Web page and app entries

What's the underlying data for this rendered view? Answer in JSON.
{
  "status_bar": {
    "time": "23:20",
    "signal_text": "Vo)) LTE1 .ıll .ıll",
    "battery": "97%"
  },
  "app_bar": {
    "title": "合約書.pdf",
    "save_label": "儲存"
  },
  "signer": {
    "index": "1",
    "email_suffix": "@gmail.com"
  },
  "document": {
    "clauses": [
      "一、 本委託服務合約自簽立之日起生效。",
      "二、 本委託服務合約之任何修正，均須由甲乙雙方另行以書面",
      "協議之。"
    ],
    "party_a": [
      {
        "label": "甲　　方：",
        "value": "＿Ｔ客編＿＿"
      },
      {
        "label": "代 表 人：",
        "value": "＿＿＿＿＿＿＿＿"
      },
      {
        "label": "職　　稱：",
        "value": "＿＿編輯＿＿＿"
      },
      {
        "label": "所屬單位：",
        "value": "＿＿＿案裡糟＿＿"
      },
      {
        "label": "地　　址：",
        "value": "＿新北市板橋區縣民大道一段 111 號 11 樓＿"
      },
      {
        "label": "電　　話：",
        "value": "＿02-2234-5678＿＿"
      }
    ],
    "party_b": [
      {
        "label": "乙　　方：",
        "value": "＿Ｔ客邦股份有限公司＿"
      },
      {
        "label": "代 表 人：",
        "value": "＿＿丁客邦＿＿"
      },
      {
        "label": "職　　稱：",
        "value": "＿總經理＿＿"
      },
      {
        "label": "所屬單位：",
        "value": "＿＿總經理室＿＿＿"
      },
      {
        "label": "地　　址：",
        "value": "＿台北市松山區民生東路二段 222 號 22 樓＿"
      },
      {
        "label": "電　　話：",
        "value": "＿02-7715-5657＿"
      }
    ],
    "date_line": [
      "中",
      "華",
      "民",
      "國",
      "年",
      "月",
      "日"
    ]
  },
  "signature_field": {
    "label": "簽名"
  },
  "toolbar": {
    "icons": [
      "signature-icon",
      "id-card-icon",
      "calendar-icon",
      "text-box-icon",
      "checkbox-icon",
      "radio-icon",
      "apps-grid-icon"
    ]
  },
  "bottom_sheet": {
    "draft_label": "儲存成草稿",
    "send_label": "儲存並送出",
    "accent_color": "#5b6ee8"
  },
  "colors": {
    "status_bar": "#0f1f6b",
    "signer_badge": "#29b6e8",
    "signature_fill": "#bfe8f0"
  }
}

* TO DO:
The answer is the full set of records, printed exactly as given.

* WRITTEN ANSWER:
What's the underlying data for this rendered view? Answer in JSON.
{
  "status_bar": {
    "time": "23:20",
    "signal_text": "Vo)) LTE1 .ıll .ıll",
    "battery": "97%"
  },
  "app_bar": {
    "title": "合約書.pdf",
    "save_label": "儲存"
  },
  "signer": {
    "index": "1",
    "email_suffix": "@gmail.com"
  },
  "document": {
    "clauses": [
      "一、 本委託服務合約自簽立之日起生效。",
      "二、 本委託服務合約之任何修正，均須由甲乙雙方另行以書面",
      "協議之。"
    ],
    "party_a": [
      {
        "label": "甲　　方：",
        "value": "＿Ｔ客編＿＿"
      },
      {
        "label": "代 表 人：",
        "value": "＿＿＿＿＿＿＿＿"
      },
      {
        "label": "職　　稱：",
        "value": "＿＿編輯＿＿＿"
      },
      {
        "label": "所屬單位：",
        "value": "＿＿＿案裡糟＿＿"
      },
      {
        "label": "地　　址：",
        "value": "＿新北市板橋區縣民大道一段 111 號 11 樓＿"
      },
      {
        "label": "電　　話：",
        "value": "＿02-2234-5678＿＿"
      }
    ],
    "party_b": [
      {
        "label": "乙　　方：",
        "value": "＿Ｔ客邦股份有限公司＿"
      },
      {
        "label": "代 表 人：",
        "value": "＿＿丁客邦＿＿"
      },
      {
        "label": "職　　稱：",
        "value": "＿總經理＿＿"
      },
      {
        "label": "所屬單位：",
        "value": "＿＿總經理室＿＿＿"
      },
      {
        "label": "地　　址：",
        "value": "＿台北市松山區民生東路二段 222 號 22 樓＿"
      },
      {
        "label": "電　　話：",
        "value": "＿02-7715-5657＿"
      }
    ],
    "date_line": [
      "中",
      "華",
      "民",
      "國",
      "年",
      "月",
      "日"
    ]
  },
  "signature_field": {
    "label": "簽名"
  },
  "toolbar": {
    "icons": [
      "signature-icon",
      "id-card-icon",
      "calendar-icon",
      "text-box-icon",
      "checkbox-icon",
      "radio-icon",
      "apps-grid-icon"
    ]
  },
  "bottom_sheet": {
    "draft_label": "儲存成草稿",
    "send_label": "儲存並送出",
    "accent_color": "#5b6ee8"
  },
  "colors": {
    "status_bar": "#0f1f6b",
    "signer_badge": "#29b6e8",
    "signature_fill": "#bfe8f0"
  }
}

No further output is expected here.